|International Classification||H02N6/00, F24J2/50, H01L31/042, H01L31/052, F24J2/54|
|Cooperative Classification||H02S20/32, H01L31/0547, F24J2/50, F24J2/542, Y02E10/47, H02S99/00, Y02E10/52, F24J2/525|
|European Classification||F24J2/52A20B8, F24J2/50, H02N6/00, H01L31/042, H01L31/052B, F24J2/54C2|
|Feb 21, 1986||AS||Assignment|
Owner name: UNITED STATES OF AMERICA, AS REPRESENTED BY THE DE
Free format text: ASSIGNMENT OF ASSIGNORS INTEREST.;ASSIGNOR:MURPHY, LAWRENCE M.;REEL/FRAME:004512/0014
Effective date: 19850725
|Mar 4, 1991||FPAY||Fee payment|
Year of fee payment: 4
|Apr 11, 1995||REMI||Maintenance fee reminder mailed|
|Sep 3, 1995||LAPS||Lapse for failure to pay maintenance fees|

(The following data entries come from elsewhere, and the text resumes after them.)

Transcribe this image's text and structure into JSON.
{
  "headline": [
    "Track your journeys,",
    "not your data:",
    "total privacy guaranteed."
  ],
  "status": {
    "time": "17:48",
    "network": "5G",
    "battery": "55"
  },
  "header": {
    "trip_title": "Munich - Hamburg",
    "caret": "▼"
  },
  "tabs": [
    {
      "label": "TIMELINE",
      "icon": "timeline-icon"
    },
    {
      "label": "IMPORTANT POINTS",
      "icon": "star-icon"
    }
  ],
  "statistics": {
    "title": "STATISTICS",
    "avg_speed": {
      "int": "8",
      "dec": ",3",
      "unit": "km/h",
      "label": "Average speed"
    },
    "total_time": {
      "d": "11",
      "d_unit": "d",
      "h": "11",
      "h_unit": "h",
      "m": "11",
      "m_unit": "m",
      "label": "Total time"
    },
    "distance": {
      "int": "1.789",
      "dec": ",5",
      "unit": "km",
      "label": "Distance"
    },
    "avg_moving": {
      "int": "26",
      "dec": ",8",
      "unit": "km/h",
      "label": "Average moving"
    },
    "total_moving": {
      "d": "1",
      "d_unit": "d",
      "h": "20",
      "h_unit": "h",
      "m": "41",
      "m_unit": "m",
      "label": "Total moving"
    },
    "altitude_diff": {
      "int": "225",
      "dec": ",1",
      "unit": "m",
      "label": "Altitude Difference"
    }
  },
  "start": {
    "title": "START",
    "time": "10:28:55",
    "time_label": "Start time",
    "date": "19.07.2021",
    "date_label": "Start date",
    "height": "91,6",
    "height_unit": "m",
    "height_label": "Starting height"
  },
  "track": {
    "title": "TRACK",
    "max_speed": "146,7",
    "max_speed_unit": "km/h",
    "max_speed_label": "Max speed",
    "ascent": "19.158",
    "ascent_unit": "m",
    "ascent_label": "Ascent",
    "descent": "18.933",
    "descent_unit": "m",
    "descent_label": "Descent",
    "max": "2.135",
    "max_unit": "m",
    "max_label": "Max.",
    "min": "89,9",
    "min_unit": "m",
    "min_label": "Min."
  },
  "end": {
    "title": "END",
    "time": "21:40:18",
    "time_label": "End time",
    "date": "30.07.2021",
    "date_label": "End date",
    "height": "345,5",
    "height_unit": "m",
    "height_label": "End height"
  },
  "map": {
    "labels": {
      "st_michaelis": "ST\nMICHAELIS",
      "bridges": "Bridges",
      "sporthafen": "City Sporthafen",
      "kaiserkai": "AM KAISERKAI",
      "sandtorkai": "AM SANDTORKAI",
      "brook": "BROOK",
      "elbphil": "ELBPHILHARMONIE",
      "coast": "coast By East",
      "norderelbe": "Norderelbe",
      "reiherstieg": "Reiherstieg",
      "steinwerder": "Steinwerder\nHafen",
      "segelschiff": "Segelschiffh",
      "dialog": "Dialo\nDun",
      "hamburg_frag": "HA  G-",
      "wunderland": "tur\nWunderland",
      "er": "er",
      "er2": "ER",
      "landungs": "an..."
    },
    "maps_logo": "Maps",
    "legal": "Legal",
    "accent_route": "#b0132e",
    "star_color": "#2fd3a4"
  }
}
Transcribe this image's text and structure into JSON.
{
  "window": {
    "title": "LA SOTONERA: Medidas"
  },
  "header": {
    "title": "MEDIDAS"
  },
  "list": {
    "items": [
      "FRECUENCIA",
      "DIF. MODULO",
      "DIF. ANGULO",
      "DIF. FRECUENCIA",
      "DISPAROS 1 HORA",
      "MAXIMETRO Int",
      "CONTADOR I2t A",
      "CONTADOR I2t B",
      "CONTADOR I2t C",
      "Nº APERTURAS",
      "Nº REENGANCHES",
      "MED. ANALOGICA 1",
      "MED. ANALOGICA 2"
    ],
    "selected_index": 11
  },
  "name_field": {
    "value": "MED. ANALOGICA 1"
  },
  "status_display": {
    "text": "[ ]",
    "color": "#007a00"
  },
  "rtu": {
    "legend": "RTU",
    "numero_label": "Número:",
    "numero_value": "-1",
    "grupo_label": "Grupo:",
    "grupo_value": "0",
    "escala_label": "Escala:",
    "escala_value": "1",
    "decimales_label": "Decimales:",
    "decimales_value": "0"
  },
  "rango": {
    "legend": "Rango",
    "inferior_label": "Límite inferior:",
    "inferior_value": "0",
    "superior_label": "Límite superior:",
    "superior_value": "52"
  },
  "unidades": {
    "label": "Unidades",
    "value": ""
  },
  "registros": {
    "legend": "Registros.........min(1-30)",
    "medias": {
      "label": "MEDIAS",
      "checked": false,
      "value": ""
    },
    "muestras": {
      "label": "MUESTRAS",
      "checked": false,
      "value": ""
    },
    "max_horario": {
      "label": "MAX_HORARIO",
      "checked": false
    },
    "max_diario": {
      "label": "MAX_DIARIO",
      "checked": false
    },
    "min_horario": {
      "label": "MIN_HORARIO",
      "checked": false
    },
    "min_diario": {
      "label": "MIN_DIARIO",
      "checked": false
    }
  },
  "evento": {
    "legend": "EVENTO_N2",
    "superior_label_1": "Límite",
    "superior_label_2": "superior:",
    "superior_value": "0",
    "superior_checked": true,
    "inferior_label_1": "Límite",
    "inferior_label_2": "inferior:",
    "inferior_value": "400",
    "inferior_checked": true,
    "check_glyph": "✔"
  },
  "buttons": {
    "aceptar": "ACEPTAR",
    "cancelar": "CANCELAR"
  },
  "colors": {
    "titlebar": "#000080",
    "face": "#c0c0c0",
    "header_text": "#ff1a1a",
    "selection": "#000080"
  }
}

|Nov 14, 1995||FP||Expired due to failure to pay maintenance fee|
Effective date: 19950906